Kara Goldsmith, 39, suffered devastating facial injuries whilst “test driving” a horse and is now suing. The court proceedings will be seen as a test case of equestrians.
According to The Northern Echo
, the mother of two, from Hallgarth, Consett, County Durham, had her case against the animal’s keeper rejected last year by a County Court judge. The judge ruled that riders assume the risk of injury when they mount a horse.
At the Appeals Court she is now arguing that the judge’s approach has left riders with too little legal protection.
Mrs Goldsmith’s barrister, Richard Stead, told the paper that she was an experienced rider before she was thrown from nine-year-old gelding Red. The horse reared and bucked, throwing her to the ground, before it stamped on her face, during the incident in Stanley, County Durham, in 2008.
He also said that Mrs Goldsmith was trying the horse, which was being given away for free after his previous owner fell from his back.
Mr Stead said that she has undergone 20 operations to rebuild her face and that she still suffes persistent pain.
She is suing former pharmaceutical company boss Mr Patchcott, who is the owner of Red, claiming damages for her injuries and loss of earnings.
At Newcastle County Court, Judge Christopher Walton ruled she had assumed the risk when she chose to ride Red.
Mr Stead argued that Mr Patchcott knew that Red’s previous owner was getting rid of him after a fall and should have warned her the horse was tricky to control.
Benjamin Browne QC, for Mr Patchcott, said: “Neither party contended that the horse had a known propensity to buck violently. Mrs Goldsmith consented to the risk that the horse could buck.
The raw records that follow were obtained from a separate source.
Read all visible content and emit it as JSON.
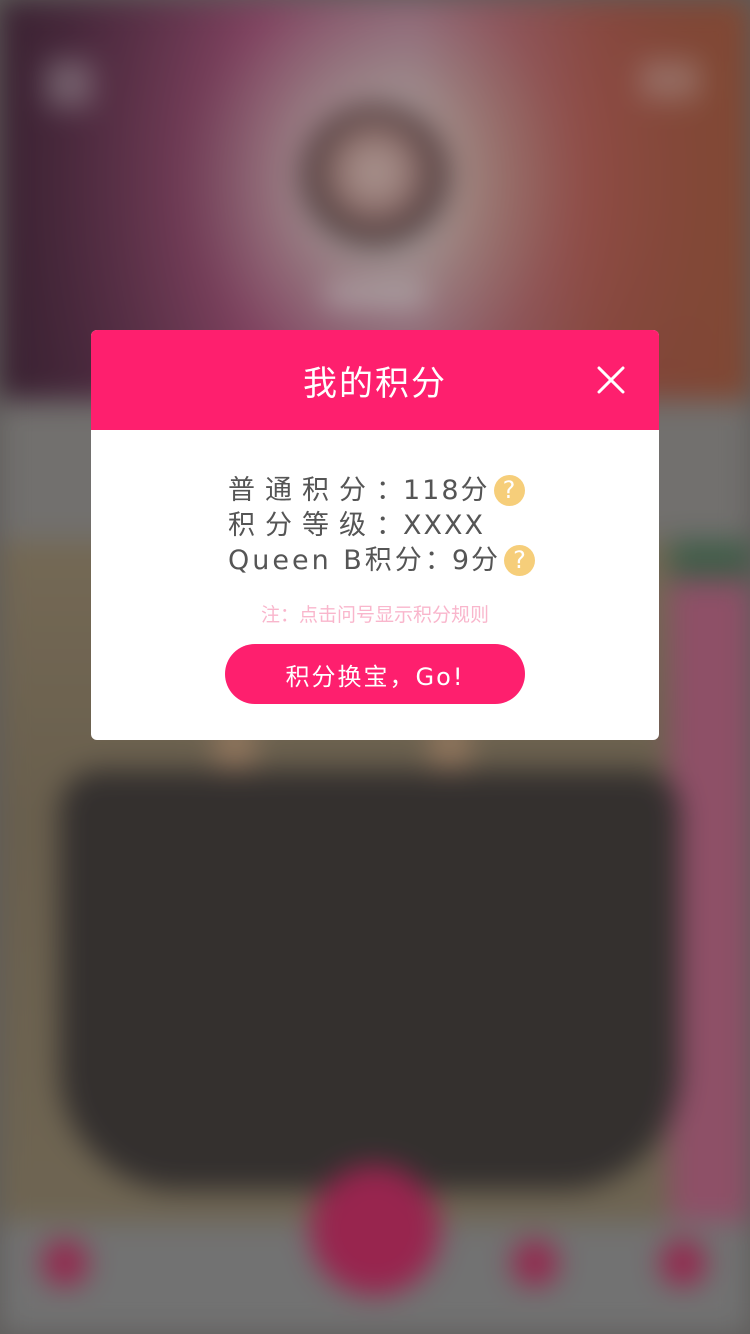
{
  "modal": {
    "title": "我的积分",
    "close_icon": "close-icon",
    "rows": [
      {
        "label": "普通积分",
        "separator": "：",
        "value": "118分",
        "has_help": true
      },
      {
        "label": "积分等级",
        "separator": "：",
        "value": "XXXX",
        "has_help": false
      },
      {
        "label": "Queen B积分",
        "separator": "：",
        "value": "9分",
        "has_help": true
      }
    ],
    "help_icon_glyph": "?",
    "note": "注：点击问号显示积分规则",
    "button_label": "积分换宝，Go!"
  },
  "colors": {
    "accent": "#fe1f6e",
    "help_icon": "#f6ce7a",
    "note_text": "#f9b6cc"
  }
}
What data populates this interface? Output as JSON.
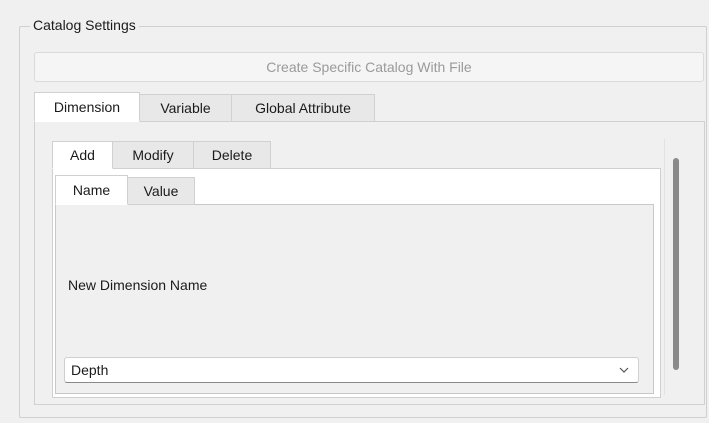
{
  "groupbox": {
    "title": "Catalog Settings"
  },
  "create_button": {
    "label": "Create Specific Catalog With File",
    "enabled": false
  },
  "main_tabs": [
    {
      "label": "Dimension",
      "active": true
    },
    {
      "label": "Variable",
      "active": false
    },
    {
      "label": "Global Attribute",
      "active": false
    }
  ],
  "action_tabs": [
    {
      "label": "Add",
      "active": true
    },
    {
      "label": "Modify",
      "active": false
    },
    {
      "label": "Delete",
      "active": false
    }
  ],
  "field_tabs": [
    {
      "label": "Name",
      "active": true
    },
    {
      "label": "Value",
      "active": false
    }
  ],
  "name_field": {
    "label": "New Dimension Name",
    "selected_value": "Depth",
    "icon": "chevron-down-icon"
  },
  "colors": {
    "background": "#f0f0f0",
    "disabled_text": "#9a9a9a",
    "scroll_thumb": "#8a8a8a"
  }
}
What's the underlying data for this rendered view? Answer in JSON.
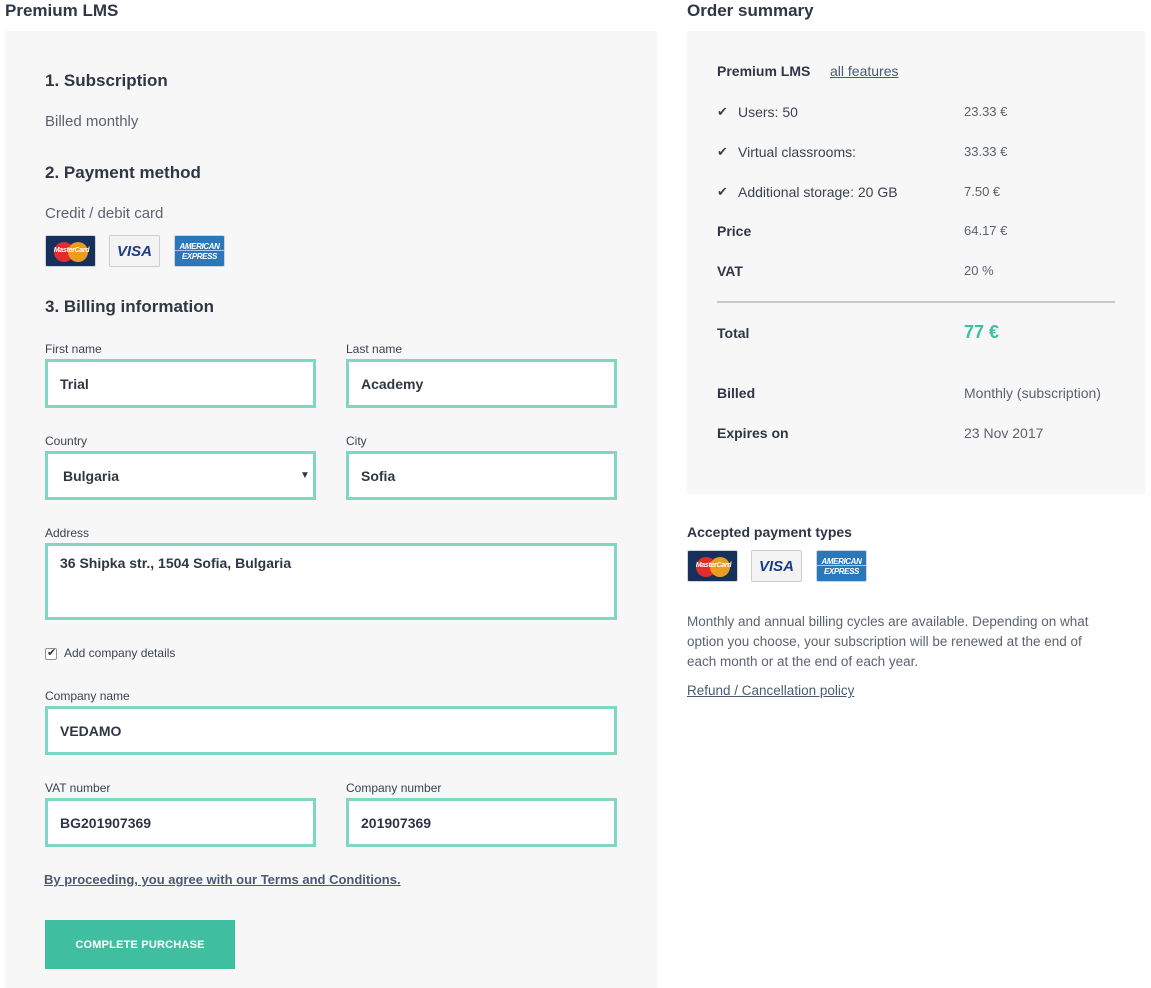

Given that the behaviour of horses is unpredictable, it is submitted that the County Court judge’s approach was correct.